- [WHAT IS NEEDED] Where does the string "heading" appear in the material? Copy each line that holds it.

- [PROVIDED MATERIAL]
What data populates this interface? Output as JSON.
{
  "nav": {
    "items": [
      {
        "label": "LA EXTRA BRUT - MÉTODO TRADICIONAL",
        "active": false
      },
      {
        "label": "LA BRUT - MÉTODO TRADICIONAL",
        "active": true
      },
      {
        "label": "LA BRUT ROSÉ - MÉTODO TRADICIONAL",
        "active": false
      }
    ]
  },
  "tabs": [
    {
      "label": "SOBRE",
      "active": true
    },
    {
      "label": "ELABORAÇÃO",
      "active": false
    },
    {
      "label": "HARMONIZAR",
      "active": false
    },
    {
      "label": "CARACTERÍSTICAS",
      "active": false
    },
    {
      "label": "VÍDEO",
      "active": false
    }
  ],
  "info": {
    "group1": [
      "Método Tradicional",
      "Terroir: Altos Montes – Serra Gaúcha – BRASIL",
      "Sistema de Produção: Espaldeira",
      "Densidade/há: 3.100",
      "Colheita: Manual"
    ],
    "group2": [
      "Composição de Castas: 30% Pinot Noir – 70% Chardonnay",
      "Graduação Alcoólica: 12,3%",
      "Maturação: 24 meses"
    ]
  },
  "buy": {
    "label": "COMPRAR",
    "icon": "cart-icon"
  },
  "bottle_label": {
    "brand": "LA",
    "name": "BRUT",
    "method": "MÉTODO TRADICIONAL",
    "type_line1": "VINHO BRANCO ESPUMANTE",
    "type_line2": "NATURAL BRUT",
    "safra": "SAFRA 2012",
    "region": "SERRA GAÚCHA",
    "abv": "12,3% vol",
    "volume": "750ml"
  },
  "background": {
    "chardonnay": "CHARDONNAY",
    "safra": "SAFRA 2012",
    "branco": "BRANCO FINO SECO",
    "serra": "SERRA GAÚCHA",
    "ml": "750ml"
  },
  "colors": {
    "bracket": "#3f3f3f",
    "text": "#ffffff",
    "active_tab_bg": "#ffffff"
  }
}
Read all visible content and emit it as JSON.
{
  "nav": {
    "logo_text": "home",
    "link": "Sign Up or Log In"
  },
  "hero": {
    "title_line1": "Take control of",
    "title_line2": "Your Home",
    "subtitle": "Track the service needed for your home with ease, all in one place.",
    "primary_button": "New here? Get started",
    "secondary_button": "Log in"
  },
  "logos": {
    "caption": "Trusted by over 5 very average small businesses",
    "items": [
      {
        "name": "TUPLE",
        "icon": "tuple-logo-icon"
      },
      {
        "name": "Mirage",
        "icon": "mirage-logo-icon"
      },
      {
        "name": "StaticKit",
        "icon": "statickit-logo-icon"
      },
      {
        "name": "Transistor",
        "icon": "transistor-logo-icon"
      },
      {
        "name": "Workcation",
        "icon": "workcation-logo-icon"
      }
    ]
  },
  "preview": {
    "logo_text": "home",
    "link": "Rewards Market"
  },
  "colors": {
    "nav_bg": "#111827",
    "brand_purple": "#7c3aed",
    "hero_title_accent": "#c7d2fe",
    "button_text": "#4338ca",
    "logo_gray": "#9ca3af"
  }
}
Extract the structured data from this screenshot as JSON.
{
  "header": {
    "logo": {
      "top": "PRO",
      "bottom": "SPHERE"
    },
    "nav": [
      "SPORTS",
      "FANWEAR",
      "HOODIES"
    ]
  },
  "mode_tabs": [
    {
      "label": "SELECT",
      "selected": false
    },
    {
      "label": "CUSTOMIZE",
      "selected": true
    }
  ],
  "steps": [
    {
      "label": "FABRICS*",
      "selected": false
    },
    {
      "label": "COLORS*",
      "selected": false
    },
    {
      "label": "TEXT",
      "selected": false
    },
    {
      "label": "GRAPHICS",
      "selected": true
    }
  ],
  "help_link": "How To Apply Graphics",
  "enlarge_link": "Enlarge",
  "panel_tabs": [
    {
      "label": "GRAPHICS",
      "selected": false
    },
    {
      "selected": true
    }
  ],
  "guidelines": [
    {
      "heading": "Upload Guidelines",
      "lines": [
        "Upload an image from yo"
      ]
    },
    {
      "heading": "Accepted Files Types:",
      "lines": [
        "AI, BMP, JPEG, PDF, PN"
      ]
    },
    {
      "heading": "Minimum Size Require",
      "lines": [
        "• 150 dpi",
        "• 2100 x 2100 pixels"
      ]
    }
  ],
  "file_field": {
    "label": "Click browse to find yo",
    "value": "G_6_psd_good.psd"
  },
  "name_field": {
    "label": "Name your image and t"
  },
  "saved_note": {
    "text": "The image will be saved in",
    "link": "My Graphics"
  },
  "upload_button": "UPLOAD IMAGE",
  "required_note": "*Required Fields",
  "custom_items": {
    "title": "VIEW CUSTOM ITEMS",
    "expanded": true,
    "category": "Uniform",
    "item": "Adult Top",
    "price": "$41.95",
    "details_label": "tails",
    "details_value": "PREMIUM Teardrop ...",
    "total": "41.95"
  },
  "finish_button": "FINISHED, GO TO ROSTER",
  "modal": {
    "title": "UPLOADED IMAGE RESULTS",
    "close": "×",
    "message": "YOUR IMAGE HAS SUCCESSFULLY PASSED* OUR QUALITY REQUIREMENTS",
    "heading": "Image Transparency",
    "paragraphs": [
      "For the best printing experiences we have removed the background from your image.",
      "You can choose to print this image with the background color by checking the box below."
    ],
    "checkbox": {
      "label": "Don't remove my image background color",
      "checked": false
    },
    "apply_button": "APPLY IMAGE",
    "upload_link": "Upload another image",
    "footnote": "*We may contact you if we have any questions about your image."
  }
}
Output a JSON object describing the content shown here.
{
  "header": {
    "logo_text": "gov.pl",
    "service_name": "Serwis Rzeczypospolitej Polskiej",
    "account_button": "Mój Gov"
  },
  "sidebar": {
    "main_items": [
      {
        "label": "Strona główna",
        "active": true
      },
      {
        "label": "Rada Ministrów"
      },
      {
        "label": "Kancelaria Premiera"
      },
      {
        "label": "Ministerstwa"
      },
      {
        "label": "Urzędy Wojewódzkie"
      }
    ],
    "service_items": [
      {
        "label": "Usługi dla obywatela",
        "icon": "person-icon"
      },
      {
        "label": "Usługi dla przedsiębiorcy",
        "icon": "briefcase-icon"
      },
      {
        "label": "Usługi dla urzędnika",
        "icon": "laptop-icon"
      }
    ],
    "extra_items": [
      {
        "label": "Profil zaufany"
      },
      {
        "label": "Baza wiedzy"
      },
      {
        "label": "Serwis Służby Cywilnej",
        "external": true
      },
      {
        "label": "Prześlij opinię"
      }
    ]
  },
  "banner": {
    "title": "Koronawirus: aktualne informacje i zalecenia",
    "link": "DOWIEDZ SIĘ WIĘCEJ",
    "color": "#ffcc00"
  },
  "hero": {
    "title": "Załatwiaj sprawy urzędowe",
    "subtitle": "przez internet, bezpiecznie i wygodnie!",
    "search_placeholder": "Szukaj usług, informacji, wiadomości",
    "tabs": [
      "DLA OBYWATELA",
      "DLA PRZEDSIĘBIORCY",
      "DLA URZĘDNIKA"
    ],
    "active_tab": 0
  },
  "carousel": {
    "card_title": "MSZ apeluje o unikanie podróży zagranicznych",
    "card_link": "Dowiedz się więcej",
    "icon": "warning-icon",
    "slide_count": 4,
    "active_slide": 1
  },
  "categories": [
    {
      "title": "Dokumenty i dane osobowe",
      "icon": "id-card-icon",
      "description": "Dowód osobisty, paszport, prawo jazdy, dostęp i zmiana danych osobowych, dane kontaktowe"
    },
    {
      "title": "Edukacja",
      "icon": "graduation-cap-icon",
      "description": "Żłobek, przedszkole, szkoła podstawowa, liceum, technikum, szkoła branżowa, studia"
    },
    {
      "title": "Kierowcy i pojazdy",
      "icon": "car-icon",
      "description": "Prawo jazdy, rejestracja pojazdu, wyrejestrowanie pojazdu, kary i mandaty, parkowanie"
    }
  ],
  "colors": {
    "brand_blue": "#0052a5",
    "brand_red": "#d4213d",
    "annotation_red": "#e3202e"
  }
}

- [RESULT]
      "heading": "Upload Guidelines",
      "heading": "Accepted Files Types:",
      "heading": "Minimum Size Require",
    "heading": "Image Transparency",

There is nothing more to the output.